The Armistice Day Blizzard is the defining blizzard of the 20th century in Minnesota and remains the storm against which all other blizzards in this state are compared.
The storm began as a low pressure area over Colorado on the morning of November 10. The path of the storm would take it though La Crosse, Wisconsin on the 11th and then over Lake Superior by the 12th. The storm rapidly intensified as it moved northeast and caught many people off guard.
High temperatures in eastern Minnesota on Sunday, November 10th were mainly in the 40s with a 50 degree temperature at Winona. La Crosse was 52. In the Twin Cities, light rain began at dusk and continued through the night. The rain became steady, through the pre-dawn hours of Sunday, November 11. At 7am the air temperature on the roof of the Wold-Chamberlain Airport Terminal Building was 34 degrees and a visibility of 4 miles in light rain.

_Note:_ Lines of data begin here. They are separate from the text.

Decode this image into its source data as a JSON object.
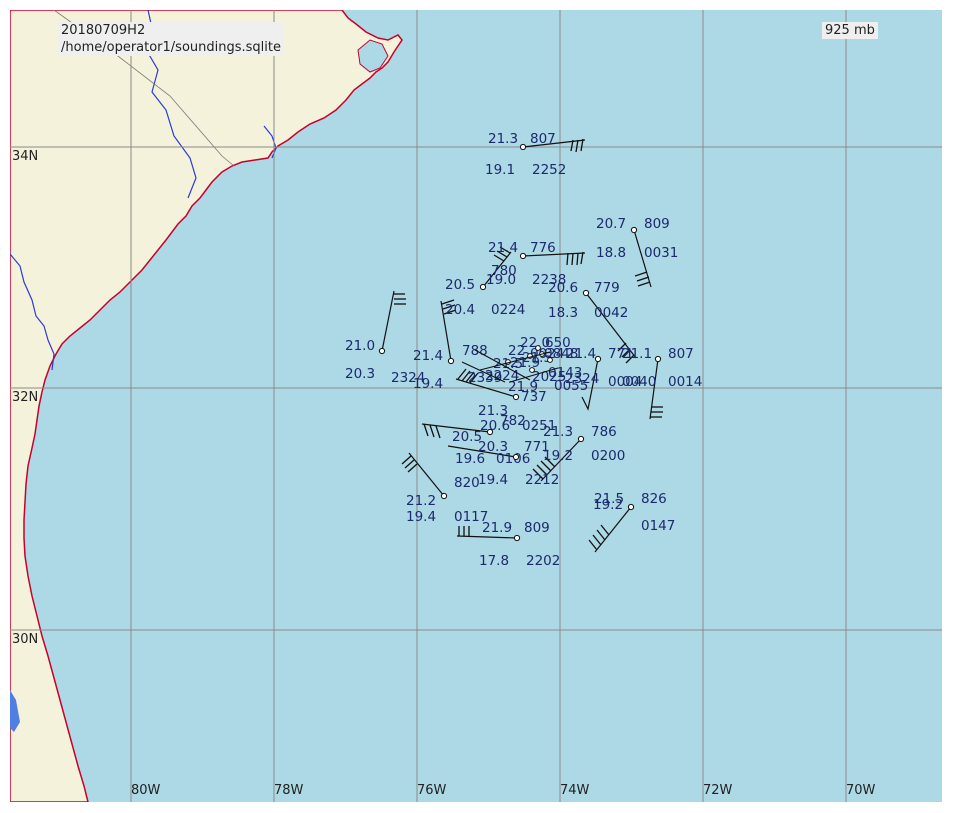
{
  "header": {
    "date_code": "20180709H2",
    "database_path": "/home/operator1/soundings.sqlite",
    "level": "925 mb"
  },
  "colors": {
    "ocean": "#add8e6",
    "land": "#f5f2dc",
    "coastline": "#c8002a",
    "rivers": "#2a3ad6",
    "grid": "#8a8a8a",
    "station_text": "#1c2a6b"
  },
  "grid": {
    "lon_labels": [
      "80W",
      "78W",
      "76W",
      "74W",
      "72W",
      "70W"
    ],
    "lat_labels": [
      "34N",
      "32N",
      "30N"
    ]
  },
  "soundings": [
    {
      "temp": "21.3",
      "dewpt": "19.1",
      "height": "807",
      "time": "2252"
    },
    {
      "temp": "20.7",
      "dewpt": "18.8",
      "height": "809",
      "time": "0031"
    },
    {
      "temp": "21.4",
      "dewpt": "19.0",
      "height": "776",
      "time": "2238"
    },
    {
      "temp": "20.6",
      "dewpt": "18.3",
      "height": "779",
      "time": "0042"
    },
    {
      "temp": "20.5",
      "dewpt": "20.4",
      "height": "780",
      "time": "0224"
    },
    {
      "temp": "21.0",
      "dewpt": "20.3",
      "height": "",
      "time": ""
    },
    {
      "temp": "21.4",
      "dewpt": "19.4",
      "height": "",
      "time": "2324"
    },
    {
      "temp": "21.1",
      "dewpt": "0040",
      "height": "807",
      "time": "0014"
    },
    {
      "temp": "21.4",
      "dewpt": "",
      "height": "771",
      "time": "0004"
    },
    {
      "temp": "21.3",
      "dewpt": "20.6",
      "height": "737",
      "time": "0251"
    },
    {
      "temp": "20.5",
      "dewpt": "19.6",
      "height": "782",
      "time": "0106"
    },
    {
      "temp": "21.3",
      "dewpt": "19.2",
      "height": "786",
      "time": "0200"
    },
    {
      "temp": "20.3",
      "dewpt": "19.4",
      "height": "771",
      "time": "2212"
    },
    {
      "temp": "21.2",
      "dewpt": "19.4",
      "height": "820",
      "time": "0117"
    },
    {
      "temp": "21.5",
      "dewpt": "19.2",
      "height": "826",
      "time": "0147"
    },
    {
      "temp": "21.9",
      "dewpt": "17.8",
      "height": "809",
      "time": "2202"
    }
  ],
  "cluster_labels": [
    "22.0",
    "650",
    "788",
    "22",
    "21.9",
    "21.5",
    "2224",
    "2339",
    "2025",
    "0055",
    "21.9",
    "21.5",
    "0143",
    "2324",
    "0024",
    "0848"
  ]
}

The Weather Bureau Daily Weather Map for 6:30am CST November 11, 1940 has the Armistice Day Storm over Iowa moving northeast.
The Weather Bureau forecast from Chicago for the morning of November 11 was for a "moderate cold wave warning". Chicago was the forecast office for Minnesota at that time. Shortly after 8am the rain began to change to a mixture of sleet, freezing rain and snow at the Twin Cities airport that continued for the rest of the morning coating trees and wires. The snow became heavy by lunchtime. Severe blowing and drifting snow quickly developed with winds that were sustained around 30 mph for the rest of the afternoon. The peak gust was 43 mph at 9:51pm. The visibility at the airport was zero to one eighth mile from noon until 11 pm. The temperature fell from 32 degrees at 8 am to 15 degrees by 3 pm.
The surface observations at the Twin Cities airport on November 11 show the how the weather deteriorated through the day.
Traffic by late afternoon in the Twin Cites was at a standstill and the result was that many people spent the night at their place of business in both downtown St. Paul and Minneapolis, or took refuge where they could. Hundreds of automobiles were abandoned, sometimes for days after the storm.
16.2 inches of snow fell from 8 am November 11 to 8 am November 12 at the Twin Cities airport. 26.6 inches of snow fell at Collegeville. It took days for the roads to be cleared and in some side roads, they were not open for traffic until near the close of the month.
Train travel was severely hampered as well with a head-on train collision near Watkins that claimed two lives. Another train traveling from Fargo to the Twin Cities made it as far as Willmar and then got stuck just east of town Monday night. The train returned to Willmar to wait out the storm. The passengers crowded around a stove in the day car and rationed food. The train eventually reached the Twin Cities on Wednesday November 13, twenty-seven hours late.
The Armistice Day storm and another devastating Blizzard on March 14-15, 1941 prompted the Weather Bureau to refine the forecast regional responsibilities; Minnesota, formerly under the jurisdiction of Chicago office, acquired responsibilities to dictate its own forecasts and procedures.